> [Source records]:
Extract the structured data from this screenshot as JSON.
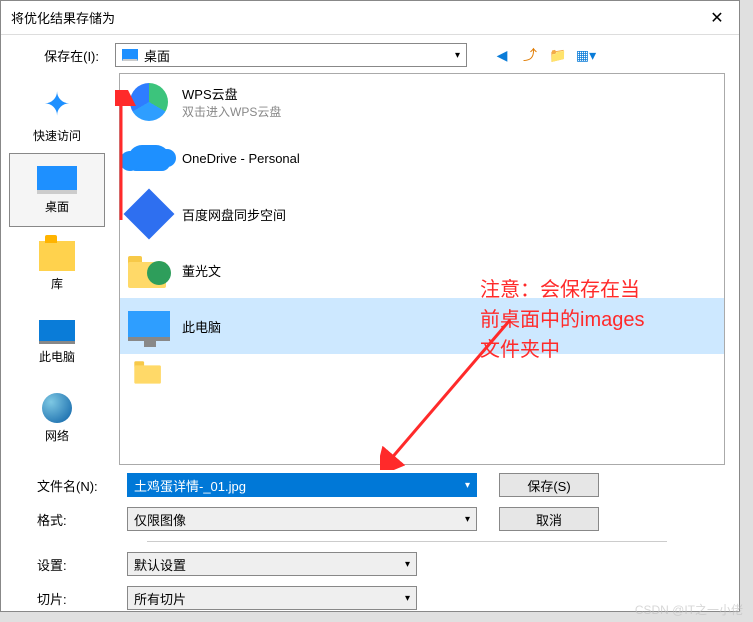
{
  "title": "将优化结果存储为",
  "save_in_label": "保存在(I):",
  "location_value": "桌面",
  "toolbar_icons": {
    "back": "back-icon",
    "up": "up-icon",
    "newfolder": "new-folder-icon",
    "view": "view-menu-icon"
  },
  "sidebar": [
    {
      "id": "quick",
      "label": "快速访问"
    },
    {
      "id": "desktop",
      "label": "桌面"
    },
    {
      "id": "libraries",
      "label": "库"
    },
    {
      "id": "thispc",
      "label": "此电脑"
    },
    {
      "id": "network",
      "label": "网络"
    }
  ],
  "list": [
    {
      "id": "wps",
      "title": "WPS云盘",
      "sub": "双击进入WPS云盘"
    },
    {
      "id": "onedrive",
      "title": "OneDrive - Personal",
      "sub": ""
    },
    {
      "id": "baidu",
      "title": "百度网盘同步空间",
      "sub": ""
    },
    {
      "id": "user",
      "title": "董光文",
      "sub": ""
    },
    {
      "id": "thispc",
      "title": "此电脑",
      "sub": ""
    }
  ],
  "form": {
    "filename_label": "文件名(N):",
    "filename_value": "土鸡蛋详情-_01.jpg",
    "format_label": "格式:",
    "format_value": "仅限图像",
    "settings_label": "设置:",
    "settings_value": "默认设置",
    "slice_label": "切片:",
    "slice_value": "所有切片",
    "save_btn": "保存(S)",
    "cancel_btn": "取消"
  },
  "annotation": {
    "l1": "注意：会保存在当",
    "l2": "前桌面中的images",
    "l3": "文件夹中"
  },
  "watermark": "CSDN @IT之一小佬"
}
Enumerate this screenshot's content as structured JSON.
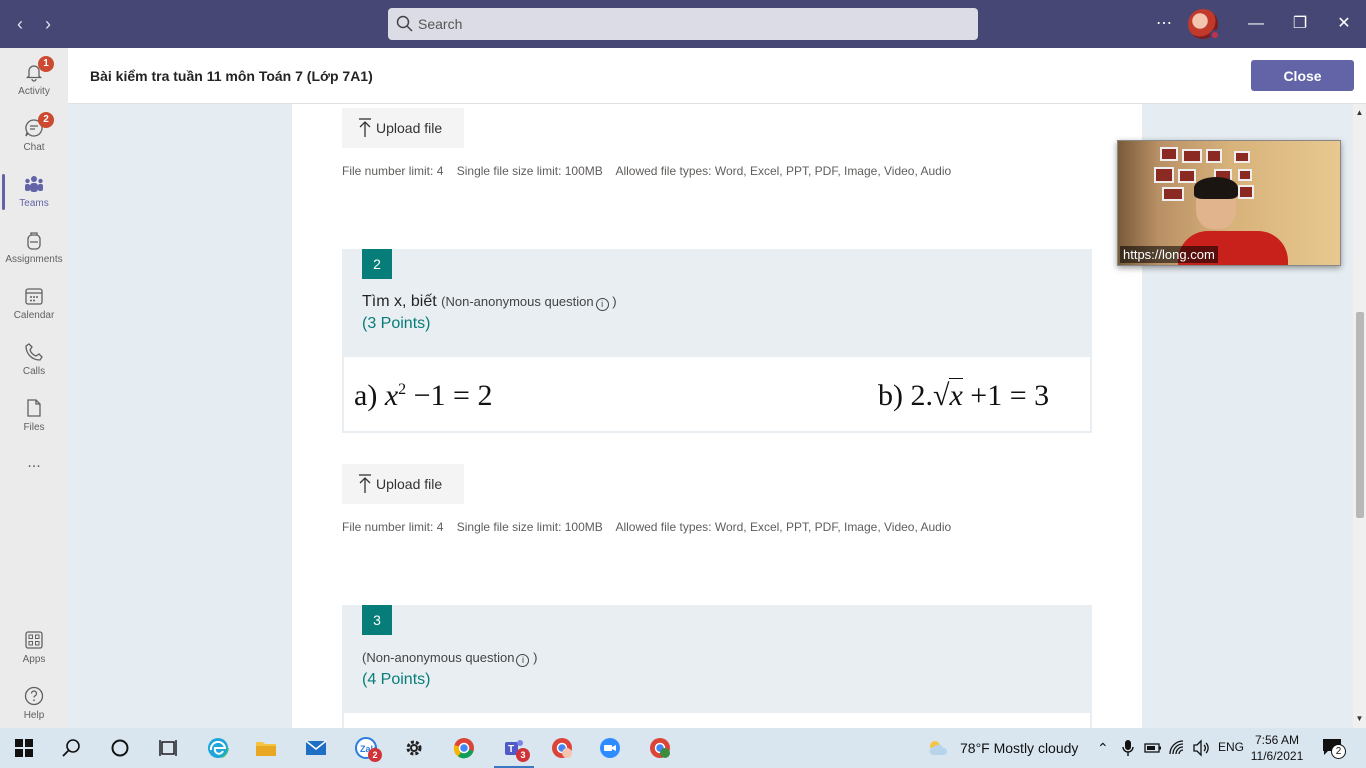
{
  "titlebar": {
    "search_placeholder": "Search"
  },
  "rail": {
    "items": [
      {
        "label": "Activity",
        "badge": "1"
      },
      {
        "label": "Chat",
        "badge": "2"
      },
      {
        "label": "Teams"
      },
      {
        "label": "Assignments"
      },
      {
        "label": "Calendar"
      },
      {
        "label": "Calls"
      },
      {
        "label": "Files"
      },
      {
        "label": "Apps"
      },
      {
        "label": "Help"
      }
    ],
    "more": "..."
  },
  "header": {
    "title": "Bài kiểm tra tuần 11 môn Toán 7 (Lớp 7A1)",
    "close_label": "Close"
  },
  "upload": {
    "label": "Upload file",
    "file_number_limit": "File number limit: 4",
    "single_size_limit": "Single file size limit: 100MB",
    "allowed_types": "Allowed file types: Word, Excel, PPT, PDF, Image, Video, Audio"
  },
  "questions": [
    {
      "number": "2",
      "title": "Tìm x, biết",
      "non_anon": "(Non-anonymous question",
      "non_anon_close": ")",
      "points": "(3 Points)",
      "math_a_prefix": "a)",
      "math_a_var": "x",
      "math_a_exp": "2",
      "math_a_rest": "−1 = 2",
      "math_b_prefix": "b)  2.",
      "math_b_var": "x",
      "math_b_rest": "+1 = 3"
    },
    {
      "number": "3",
      "title": "",
      "non_anon": "(Non-anonymous question",
      "non_anon_close": ")",
      "points": "(4 Points)"
    }
  ],
  "video": {
    "label": "https://long.com"
  },
  "taskbar": {
    "chat_badge": "2",
    "teams_badge": "3",
    "weather": "78°F  Mostly cloudy",
    "language": "ENG",
    "time": "7:56 AM",
    "date": "11/6/2021",
    "notifications": "2"
  }
}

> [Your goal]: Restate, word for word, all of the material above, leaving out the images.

> [Result of the task]:
Extract the structured data from this screenshot as JSON.
{
  "title": "将优化结果存储为",
  "save_in_label": "保存在(I):",
  "location_value": "桌面",
  "toolbar_icons": {
    "back": "back-icon",
    "up": "up-icon",
    "newfolder": "new-folder-icon",
    "view": "view-menu-icon"
  },
  "sidebar": [
    {
      "id": "quick",
      "label": "快速访问"
    },
    {
      "id": "desktop",
      "label": "桌面"
    },
    {
      "id": "libraries",
      "label": "库"
    },
    {
      "id": "thispc",
      "label": "此电脑"
    },
    {
      "id": "network",
      "label": "网络"
    }
  ],
  "list": [
    {
      "id": "wps",
      "title": "WPS云盘",
      "sub": "双击进入WPS云盘"
    },
    {
      "id": "onedrive",
      "title": "OneDrive - Personal",
      "sub": ""
    },
    {
      "id": "baidu",
      "title": "百度网盘同步空间",
      "sub": ""
    },
    {
      "id": "user",
      "title": "董光文",
      "sub": ""
    },
    {
      "id": "thispc",
      "title": "此电脑",
      "sub": ""
    }
  ],
  "form": {
    "filename_label": "文件名(N):",
    "filename_value": "土鸡蛋详情-_01.jpg",
    "format_label": "格式:",
    "format_value": "仅限图像",
    "settings_label": "设置:",
    "settings_value": "默认设置",
    "slice_label": "切片:",
    "slice_value": "所有切片",
    "save_btn": "保存(S)",
    "cancel_btn": "取消"
  },
  "annotation": {
    "l1": "注意：会保存在当",
    "l2": "前桌面中的images",
    "l3": "文件夹中"
  },
  "watermark": "CSDN @IT之一小佬"
}
Enumerate this screenshot's content as structured JSON.
{
  "titlebar": {
    "search_placeholder": "Search"
  },
  "rail": {
    "items": [
      {
        "label": "Activity",
        "badge": "1"
      },
      {
        "label": "Chat",
        "badge": "2"
      },
      {
        "label": "Teams"
      },
      {
        "label": "Assignments"
      },
      {
        "label": "Calendar"
      },
      {
        "label": "Calls"
      },
      {
        "label": "Files"
      },
      {
        "label": "Apps"
      },
      {
        "label": "Help"
      }
    ],
    "more": "..."
  },
  "header": {
    "title": "Bài kiểm tra tuần 11 môn Toán 7 (Lớp 7A1)",
    "close_label": "Close"
  },
  "upload": {
    "label": "Upload file",
    "file_number_limit": "File number limit: 4",
    "single_size_limit": "Single file size limit: 100MB",
    "allowed_types": "Allowed file types: Word, Excel, PPT, PDF, Image, Video, Audio"
  },
  "questions": [
    {
      "number": "2",
      "title": "Tìm x, biết",
      "non_anon": "(Non-anonymous question",
      "non_anon_close": ")",
      "points": "(3 Points)",
      "math_a_prefix": "a)",
      "math_a_var": "x",
      "math_a_exp": "2",
      "math_a_rest": "−1 = 2",
      "math_b_prefix": "b)  2.",
      "math_b_var": "x",
      "math_b_rest": "+1 = 3"
    },
    {
      "number": "3",
      "title": "",
      "non_anon": "(Non-anonymous question",
      "non_anon_close": ")",
      "points": "(4 Points)"
    }
  ],
  "video": {
    "label": "https://long.com"
  },
  "taskbar": {
    "chat_badge": "2",
    "teams_badge": "3",
    "weather": "78°F  Mostly cloudy",
    "language": "ENG",
    "time": "7:56 AM",
    "date": "11/6/2021",
    "notifications": "2"
  }
}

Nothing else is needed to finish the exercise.